* Dataset excerpts
========================

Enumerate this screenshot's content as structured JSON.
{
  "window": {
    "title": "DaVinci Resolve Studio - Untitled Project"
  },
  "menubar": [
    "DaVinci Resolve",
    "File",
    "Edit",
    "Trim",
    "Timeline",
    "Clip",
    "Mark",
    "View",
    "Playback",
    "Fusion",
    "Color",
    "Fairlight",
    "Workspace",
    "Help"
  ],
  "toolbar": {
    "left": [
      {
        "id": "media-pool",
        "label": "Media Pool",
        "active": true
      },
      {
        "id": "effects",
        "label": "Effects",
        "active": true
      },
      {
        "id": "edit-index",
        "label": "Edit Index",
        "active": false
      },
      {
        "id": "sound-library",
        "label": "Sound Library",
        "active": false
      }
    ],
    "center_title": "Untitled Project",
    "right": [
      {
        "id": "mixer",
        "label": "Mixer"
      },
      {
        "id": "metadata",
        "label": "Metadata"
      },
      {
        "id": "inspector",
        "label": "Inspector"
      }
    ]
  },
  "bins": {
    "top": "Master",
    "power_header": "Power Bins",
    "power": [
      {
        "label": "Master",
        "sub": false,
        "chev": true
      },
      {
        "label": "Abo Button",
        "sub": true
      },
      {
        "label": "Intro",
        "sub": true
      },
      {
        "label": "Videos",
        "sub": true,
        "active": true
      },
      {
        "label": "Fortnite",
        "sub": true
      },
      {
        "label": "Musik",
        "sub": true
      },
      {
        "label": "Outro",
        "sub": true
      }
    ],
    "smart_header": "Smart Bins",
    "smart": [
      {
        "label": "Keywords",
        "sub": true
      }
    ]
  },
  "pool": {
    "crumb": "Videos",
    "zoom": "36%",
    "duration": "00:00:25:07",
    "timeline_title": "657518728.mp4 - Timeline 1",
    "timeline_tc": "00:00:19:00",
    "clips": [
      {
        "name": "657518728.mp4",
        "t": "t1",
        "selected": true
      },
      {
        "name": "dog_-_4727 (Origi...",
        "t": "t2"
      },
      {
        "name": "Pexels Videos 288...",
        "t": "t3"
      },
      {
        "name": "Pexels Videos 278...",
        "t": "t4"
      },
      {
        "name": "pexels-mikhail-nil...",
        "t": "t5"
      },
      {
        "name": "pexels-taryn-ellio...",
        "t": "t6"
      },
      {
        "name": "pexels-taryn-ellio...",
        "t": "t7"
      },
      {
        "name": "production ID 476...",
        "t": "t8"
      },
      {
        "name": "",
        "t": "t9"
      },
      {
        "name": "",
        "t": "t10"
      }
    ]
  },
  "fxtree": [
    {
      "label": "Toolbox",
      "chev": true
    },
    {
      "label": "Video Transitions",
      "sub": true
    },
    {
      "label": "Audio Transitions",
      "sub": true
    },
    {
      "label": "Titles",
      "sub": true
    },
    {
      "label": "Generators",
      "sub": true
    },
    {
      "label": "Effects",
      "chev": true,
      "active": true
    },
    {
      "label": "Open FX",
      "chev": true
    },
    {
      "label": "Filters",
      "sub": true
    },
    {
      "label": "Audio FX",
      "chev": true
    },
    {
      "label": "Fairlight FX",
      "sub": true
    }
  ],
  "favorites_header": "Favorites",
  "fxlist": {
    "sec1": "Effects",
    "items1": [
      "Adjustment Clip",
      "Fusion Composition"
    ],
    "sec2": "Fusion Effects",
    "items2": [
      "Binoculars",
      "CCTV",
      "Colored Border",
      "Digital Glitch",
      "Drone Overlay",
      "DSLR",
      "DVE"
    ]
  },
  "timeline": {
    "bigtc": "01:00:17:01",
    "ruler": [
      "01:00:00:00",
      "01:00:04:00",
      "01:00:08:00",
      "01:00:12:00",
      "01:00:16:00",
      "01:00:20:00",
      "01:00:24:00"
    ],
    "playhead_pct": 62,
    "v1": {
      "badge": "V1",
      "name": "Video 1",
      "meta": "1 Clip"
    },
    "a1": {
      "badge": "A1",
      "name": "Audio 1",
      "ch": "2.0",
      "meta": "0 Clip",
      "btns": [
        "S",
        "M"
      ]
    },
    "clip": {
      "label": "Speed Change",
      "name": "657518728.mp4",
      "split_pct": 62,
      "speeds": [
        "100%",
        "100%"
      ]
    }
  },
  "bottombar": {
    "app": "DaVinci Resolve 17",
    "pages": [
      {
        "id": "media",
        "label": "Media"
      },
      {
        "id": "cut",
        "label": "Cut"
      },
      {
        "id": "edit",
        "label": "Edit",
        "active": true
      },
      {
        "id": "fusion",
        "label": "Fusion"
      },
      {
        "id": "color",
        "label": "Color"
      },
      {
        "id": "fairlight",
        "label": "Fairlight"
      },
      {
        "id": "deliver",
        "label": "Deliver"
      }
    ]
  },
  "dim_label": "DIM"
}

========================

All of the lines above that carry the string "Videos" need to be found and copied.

* Written reply
        "label": "Videos",
    "crumb": "Videos",
        "name": "Pexels Videos 288...",
        "name": "Pexels Videos 278...",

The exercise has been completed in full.